### WORK REQUEST
Your answer must be a single number: how many lines of the data include "地下一层商业分".

(Records contained in a dataset)
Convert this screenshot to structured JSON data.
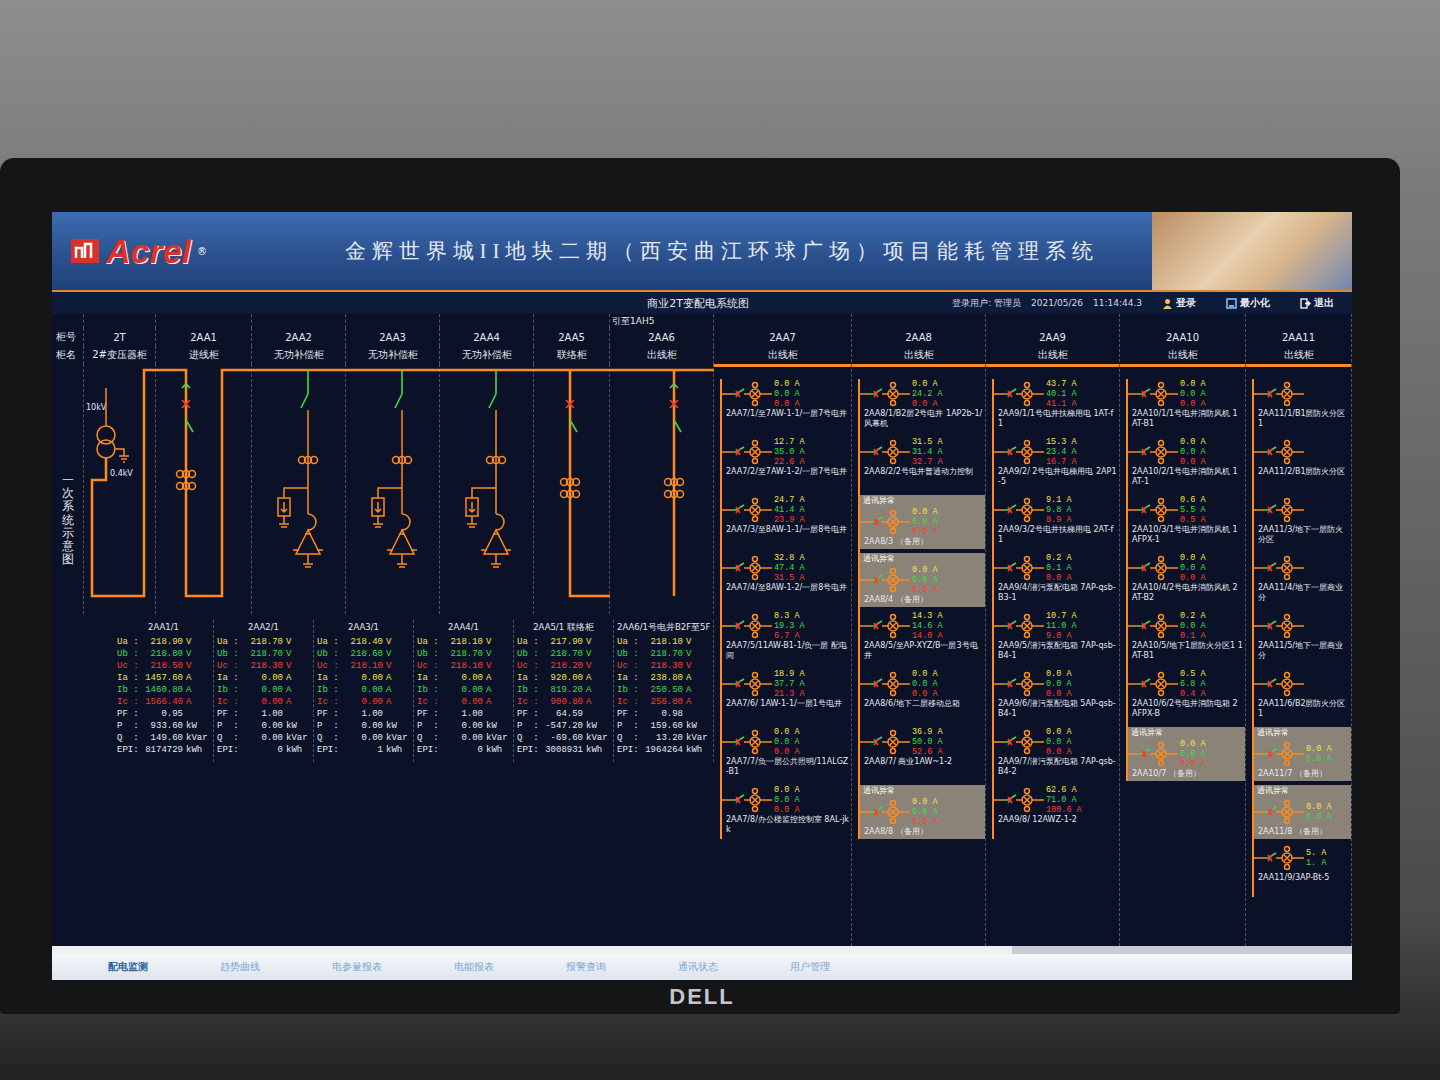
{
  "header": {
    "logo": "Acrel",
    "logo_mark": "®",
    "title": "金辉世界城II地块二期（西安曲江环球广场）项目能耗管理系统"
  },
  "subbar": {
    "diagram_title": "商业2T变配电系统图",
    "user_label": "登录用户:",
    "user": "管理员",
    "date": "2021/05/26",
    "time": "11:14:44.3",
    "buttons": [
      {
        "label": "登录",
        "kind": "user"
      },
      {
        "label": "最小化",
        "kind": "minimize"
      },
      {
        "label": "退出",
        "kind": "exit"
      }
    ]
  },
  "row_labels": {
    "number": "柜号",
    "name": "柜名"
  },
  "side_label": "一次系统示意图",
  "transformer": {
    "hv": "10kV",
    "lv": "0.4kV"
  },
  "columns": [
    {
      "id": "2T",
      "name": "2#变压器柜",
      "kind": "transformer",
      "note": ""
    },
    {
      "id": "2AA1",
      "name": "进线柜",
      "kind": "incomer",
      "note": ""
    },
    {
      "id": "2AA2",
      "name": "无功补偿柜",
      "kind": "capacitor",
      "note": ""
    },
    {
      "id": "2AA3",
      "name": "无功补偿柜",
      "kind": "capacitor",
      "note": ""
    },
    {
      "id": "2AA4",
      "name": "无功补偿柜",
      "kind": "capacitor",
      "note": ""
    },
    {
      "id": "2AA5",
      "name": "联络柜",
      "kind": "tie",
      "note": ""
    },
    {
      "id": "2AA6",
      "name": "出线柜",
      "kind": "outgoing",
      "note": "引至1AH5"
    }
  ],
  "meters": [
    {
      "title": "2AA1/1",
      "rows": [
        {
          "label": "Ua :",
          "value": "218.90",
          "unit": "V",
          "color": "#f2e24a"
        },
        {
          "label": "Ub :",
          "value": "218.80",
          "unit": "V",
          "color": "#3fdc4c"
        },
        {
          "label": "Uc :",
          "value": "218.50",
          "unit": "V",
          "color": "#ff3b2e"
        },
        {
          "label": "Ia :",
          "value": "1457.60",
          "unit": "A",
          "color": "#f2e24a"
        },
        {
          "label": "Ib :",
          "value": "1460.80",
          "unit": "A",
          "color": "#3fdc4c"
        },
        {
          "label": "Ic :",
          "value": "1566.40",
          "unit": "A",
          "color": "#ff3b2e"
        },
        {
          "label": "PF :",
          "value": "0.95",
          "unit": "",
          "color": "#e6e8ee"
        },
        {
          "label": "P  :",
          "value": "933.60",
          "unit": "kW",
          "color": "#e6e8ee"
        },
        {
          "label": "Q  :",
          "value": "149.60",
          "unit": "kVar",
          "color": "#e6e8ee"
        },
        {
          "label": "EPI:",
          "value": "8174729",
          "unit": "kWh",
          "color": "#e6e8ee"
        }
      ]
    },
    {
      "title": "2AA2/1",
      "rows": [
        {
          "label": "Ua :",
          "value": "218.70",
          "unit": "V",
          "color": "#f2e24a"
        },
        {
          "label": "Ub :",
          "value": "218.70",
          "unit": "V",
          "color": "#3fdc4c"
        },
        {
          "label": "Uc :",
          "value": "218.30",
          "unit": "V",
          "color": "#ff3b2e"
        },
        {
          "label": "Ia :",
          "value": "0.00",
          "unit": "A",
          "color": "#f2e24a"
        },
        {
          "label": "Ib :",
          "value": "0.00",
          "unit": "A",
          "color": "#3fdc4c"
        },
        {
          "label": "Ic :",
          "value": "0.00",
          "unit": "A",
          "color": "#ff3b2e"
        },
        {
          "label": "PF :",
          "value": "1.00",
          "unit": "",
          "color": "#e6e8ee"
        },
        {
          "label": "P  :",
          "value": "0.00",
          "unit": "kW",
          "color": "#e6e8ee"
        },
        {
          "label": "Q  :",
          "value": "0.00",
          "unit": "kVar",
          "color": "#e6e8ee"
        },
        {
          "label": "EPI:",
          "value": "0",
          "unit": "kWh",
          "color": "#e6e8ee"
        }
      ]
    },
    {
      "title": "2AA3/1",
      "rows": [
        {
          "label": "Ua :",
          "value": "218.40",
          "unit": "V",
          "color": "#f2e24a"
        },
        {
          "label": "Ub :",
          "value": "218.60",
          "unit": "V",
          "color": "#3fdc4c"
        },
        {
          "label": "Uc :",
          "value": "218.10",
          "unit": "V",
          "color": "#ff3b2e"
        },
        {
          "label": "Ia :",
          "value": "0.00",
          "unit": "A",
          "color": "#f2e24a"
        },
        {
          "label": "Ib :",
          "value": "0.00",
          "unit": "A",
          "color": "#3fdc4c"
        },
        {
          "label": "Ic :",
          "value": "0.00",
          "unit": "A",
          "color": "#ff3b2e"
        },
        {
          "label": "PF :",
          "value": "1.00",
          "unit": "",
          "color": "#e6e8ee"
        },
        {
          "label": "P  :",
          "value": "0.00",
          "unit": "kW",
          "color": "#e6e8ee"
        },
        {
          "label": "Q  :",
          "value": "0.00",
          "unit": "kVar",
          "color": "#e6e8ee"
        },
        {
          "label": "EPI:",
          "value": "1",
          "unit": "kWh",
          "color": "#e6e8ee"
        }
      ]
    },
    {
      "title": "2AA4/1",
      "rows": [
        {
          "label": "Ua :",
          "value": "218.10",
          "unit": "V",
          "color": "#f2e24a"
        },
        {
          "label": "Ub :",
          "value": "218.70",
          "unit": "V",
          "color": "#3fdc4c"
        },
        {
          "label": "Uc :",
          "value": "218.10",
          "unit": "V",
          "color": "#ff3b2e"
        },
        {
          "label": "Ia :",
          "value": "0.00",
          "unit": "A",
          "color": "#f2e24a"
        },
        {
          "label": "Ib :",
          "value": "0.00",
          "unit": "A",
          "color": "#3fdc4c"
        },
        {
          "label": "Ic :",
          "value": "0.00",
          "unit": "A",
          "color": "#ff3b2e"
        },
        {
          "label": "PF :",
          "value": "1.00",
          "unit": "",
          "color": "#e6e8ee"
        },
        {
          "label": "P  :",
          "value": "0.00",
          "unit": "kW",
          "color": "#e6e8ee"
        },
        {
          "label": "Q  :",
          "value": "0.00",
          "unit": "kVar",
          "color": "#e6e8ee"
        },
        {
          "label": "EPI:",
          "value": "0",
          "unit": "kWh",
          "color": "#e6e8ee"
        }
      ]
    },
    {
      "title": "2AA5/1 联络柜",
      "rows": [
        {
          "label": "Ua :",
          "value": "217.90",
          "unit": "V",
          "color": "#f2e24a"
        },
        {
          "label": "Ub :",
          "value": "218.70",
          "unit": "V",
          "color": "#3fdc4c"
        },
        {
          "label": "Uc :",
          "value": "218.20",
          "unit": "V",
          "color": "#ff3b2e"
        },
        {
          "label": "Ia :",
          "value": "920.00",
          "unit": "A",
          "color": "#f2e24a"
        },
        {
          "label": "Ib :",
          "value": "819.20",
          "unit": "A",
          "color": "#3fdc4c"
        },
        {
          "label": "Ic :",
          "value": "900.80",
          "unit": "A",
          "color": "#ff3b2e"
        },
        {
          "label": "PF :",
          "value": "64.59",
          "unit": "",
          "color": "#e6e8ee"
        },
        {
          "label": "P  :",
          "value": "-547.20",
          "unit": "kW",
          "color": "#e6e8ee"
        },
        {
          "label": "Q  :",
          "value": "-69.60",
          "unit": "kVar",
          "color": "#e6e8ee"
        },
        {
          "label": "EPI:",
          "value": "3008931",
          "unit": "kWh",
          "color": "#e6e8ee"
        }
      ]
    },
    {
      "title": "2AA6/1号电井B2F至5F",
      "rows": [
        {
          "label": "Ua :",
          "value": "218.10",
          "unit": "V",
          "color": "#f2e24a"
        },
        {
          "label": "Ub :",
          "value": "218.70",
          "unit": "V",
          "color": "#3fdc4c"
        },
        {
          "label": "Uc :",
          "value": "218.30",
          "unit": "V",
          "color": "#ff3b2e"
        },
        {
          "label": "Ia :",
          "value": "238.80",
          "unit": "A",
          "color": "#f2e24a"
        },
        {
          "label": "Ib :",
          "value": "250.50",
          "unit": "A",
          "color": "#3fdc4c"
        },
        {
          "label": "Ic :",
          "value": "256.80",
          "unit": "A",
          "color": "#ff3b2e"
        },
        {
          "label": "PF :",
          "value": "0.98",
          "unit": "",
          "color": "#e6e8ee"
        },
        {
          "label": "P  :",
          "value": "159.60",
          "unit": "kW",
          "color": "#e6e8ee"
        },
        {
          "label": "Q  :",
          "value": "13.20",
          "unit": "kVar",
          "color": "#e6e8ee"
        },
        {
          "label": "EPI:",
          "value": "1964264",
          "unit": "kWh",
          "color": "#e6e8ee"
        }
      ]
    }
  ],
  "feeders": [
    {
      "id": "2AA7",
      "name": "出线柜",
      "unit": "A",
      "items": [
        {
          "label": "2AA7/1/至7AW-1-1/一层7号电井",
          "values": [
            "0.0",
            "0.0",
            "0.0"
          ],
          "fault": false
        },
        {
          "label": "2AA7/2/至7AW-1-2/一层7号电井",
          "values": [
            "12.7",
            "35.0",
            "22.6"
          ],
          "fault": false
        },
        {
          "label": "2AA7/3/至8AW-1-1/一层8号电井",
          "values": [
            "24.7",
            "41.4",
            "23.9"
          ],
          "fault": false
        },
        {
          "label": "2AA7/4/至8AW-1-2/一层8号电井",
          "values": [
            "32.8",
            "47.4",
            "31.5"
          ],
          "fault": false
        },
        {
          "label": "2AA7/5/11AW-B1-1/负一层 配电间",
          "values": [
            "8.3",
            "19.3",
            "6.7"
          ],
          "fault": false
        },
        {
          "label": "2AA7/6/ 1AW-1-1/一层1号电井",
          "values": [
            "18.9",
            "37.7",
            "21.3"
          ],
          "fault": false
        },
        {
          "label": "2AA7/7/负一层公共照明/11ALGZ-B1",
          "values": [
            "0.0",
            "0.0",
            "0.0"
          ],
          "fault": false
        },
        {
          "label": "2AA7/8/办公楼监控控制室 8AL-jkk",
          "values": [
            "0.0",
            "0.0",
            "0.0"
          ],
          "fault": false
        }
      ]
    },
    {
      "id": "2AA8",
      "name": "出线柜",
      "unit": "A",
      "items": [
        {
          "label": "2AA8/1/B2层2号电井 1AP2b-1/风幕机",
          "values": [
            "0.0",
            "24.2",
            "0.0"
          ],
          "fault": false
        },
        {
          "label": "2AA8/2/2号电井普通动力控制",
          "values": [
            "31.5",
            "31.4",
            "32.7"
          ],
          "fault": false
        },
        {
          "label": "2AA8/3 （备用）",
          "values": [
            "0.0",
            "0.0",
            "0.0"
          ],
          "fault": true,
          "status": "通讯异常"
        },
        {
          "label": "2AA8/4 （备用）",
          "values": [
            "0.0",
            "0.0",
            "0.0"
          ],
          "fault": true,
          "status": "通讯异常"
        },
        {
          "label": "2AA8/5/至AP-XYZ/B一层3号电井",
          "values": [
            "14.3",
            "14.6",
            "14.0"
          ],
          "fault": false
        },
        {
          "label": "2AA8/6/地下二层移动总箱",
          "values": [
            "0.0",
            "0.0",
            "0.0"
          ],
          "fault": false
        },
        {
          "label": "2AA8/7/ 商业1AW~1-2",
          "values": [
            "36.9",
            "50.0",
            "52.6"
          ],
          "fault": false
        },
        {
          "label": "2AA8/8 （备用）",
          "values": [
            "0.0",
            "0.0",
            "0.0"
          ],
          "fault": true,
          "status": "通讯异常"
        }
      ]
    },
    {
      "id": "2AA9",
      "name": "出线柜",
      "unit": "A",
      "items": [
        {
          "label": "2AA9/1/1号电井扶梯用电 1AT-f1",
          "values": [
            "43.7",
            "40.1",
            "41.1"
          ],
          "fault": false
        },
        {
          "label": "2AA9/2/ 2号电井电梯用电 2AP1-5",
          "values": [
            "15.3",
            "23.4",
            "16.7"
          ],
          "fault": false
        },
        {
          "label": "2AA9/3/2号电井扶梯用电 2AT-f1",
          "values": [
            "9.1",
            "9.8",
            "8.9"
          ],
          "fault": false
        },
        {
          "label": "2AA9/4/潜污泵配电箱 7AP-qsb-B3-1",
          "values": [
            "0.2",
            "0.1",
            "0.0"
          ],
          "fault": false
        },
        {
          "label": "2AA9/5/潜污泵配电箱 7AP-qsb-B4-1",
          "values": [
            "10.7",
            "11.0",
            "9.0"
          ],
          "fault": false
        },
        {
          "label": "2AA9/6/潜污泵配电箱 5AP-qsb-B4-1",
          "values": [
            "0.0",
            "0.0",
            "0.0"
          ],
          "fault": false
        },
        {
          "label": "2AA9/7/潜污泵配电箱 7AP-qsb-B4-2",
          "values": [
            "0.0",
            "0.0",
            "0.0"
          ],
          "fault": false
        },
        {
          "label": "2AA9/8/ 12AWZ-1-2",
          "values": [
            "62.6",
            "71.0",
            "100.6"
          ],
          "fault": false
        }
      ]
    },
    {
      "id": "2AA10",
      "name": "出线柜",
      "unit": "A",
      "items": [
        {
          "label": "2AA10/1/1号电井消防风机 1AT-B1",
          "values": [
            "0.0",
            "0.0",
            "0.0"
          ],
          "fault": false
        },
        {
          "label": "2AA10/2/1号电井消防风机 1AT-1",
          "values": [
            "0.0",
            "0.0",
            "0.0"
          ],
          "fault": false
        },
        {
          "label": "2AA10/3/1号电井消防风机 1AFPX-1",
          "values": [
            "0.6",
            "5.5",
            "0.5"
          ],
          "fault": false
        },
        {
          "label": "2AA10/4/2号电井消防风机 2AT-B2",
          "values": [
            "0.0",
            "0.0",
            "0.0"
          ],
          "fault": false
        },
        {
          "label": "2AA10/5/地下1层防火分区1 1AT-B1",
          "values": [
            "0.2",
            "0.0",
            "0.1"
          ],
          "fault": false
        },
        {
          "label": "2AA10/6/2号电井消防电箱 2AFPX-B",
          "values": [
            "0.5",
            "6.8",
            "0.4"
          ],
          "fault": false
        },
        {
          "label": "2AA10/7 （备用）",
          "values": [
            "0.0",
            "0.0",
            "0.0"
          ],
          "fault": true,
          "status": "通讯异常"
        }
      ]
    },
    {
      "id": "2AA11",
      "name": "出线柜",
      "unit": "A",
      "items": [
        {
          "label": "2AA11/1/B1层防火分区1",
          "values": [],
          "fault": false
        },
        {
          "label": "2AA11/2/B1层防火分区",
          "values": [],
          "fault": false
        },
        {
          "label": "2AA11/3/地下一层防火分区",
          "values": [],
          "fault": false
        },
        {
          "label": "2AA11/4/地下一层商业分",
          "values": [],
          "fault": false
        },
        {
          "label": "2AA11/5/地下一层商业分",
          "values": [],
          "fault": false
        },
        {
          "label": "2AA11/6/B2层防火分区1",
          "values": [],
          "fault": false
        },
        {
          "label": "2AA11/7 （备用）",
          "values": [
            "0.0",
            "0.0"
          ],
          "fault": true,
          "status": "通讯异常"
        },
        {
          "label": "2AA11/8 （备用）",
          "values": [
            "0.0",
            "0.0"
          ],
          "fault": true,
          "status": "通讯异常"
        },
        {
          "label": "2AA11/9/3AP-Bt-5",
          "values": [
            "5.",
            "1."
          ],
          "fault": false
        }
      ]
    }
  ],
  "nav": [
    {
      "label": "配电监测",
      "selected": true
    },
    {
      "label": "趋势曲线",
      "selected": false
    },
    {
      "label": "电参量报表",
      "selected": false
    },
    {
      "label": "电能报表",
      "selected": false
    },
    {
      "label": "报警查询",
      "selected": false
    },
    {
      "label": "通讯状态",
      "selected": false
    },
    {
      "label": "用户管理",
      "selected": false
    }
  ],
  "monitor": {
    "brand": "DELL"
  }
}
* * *
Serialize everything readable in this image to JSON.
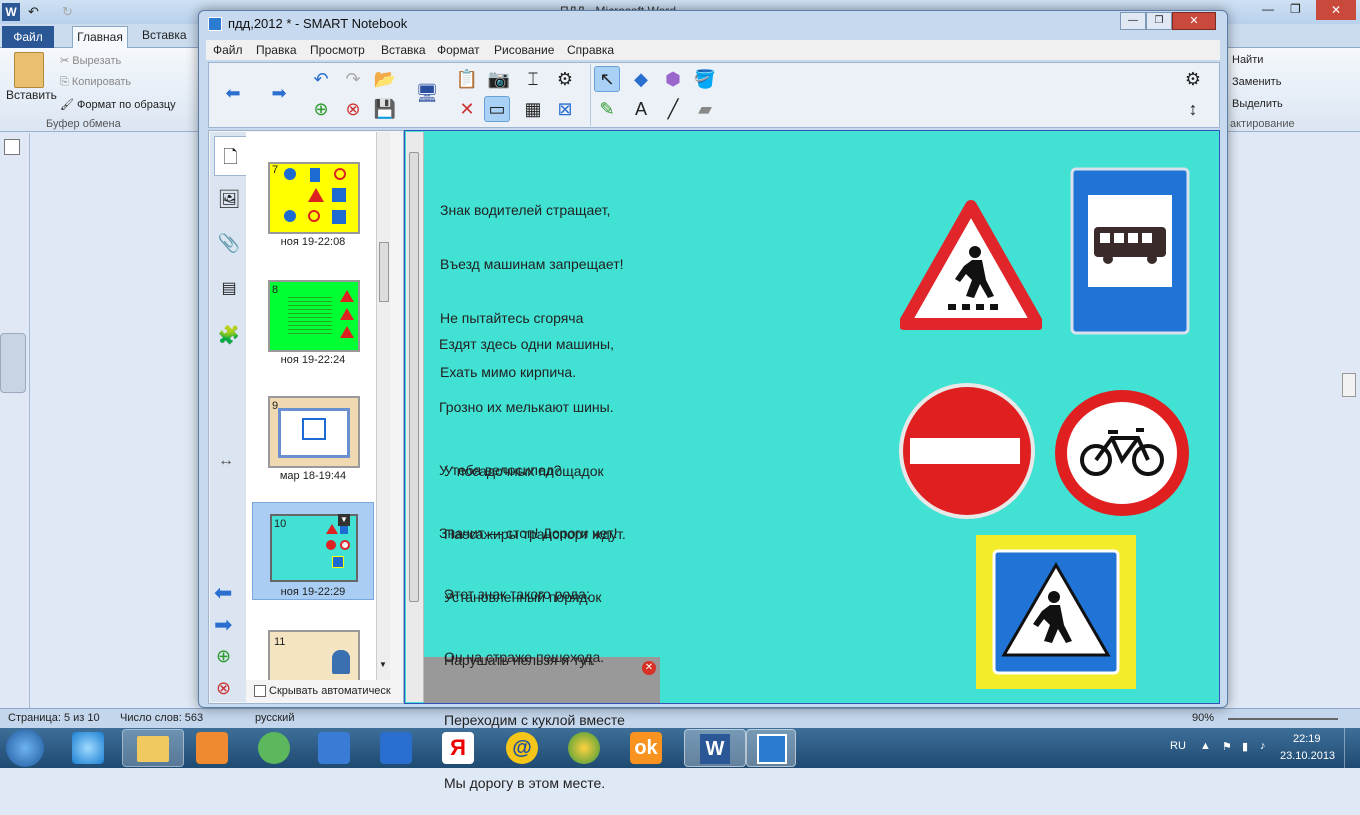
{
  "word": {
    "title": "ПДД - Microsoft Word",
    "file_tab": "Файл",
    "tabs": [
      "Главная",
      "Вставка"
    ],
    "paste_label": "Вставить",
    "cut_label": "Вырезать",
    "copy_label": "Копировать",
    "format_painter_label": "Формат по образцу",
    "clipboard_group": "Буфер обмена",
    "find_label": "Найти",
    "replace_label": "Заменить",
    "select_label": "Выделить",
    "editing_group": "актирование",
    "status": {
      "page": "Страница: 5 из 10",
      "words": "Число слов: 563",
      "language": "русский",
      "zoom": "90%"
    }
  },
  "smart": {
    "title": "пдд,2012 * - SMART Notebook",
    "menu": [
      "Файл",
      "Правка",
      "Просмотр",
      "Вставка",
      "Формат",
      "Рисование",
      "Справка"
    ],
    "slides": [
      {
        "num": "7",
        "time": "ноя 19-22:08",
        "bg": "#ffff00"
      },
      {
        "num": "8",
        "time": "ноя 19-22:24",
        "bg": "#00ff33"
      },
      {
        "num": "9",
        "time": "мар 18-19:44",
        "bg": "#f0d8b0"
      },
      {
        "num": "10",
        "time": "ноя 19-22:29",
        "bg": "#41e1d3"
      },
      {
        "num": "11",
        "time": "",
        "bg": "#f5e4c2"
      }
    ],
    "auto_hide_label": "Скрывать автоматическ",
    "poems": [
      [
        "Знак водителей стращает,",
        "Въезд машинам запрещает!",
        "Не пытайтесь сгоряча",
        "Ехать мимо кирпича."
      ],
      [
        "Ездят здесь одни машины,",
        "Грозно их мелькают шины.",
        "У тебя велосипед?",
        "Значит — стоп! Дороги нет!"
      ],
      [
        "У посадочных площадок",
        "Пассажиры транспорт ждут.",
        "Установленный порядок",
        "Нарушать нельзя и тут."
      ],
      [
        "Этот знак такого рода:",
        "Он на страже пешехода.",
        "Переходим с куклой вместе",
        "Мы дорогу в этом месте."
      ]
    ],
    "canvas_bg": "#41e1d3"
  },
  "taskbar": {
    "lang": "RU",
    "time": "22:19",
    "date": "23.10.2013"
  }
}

### RESPONSE BELOW
2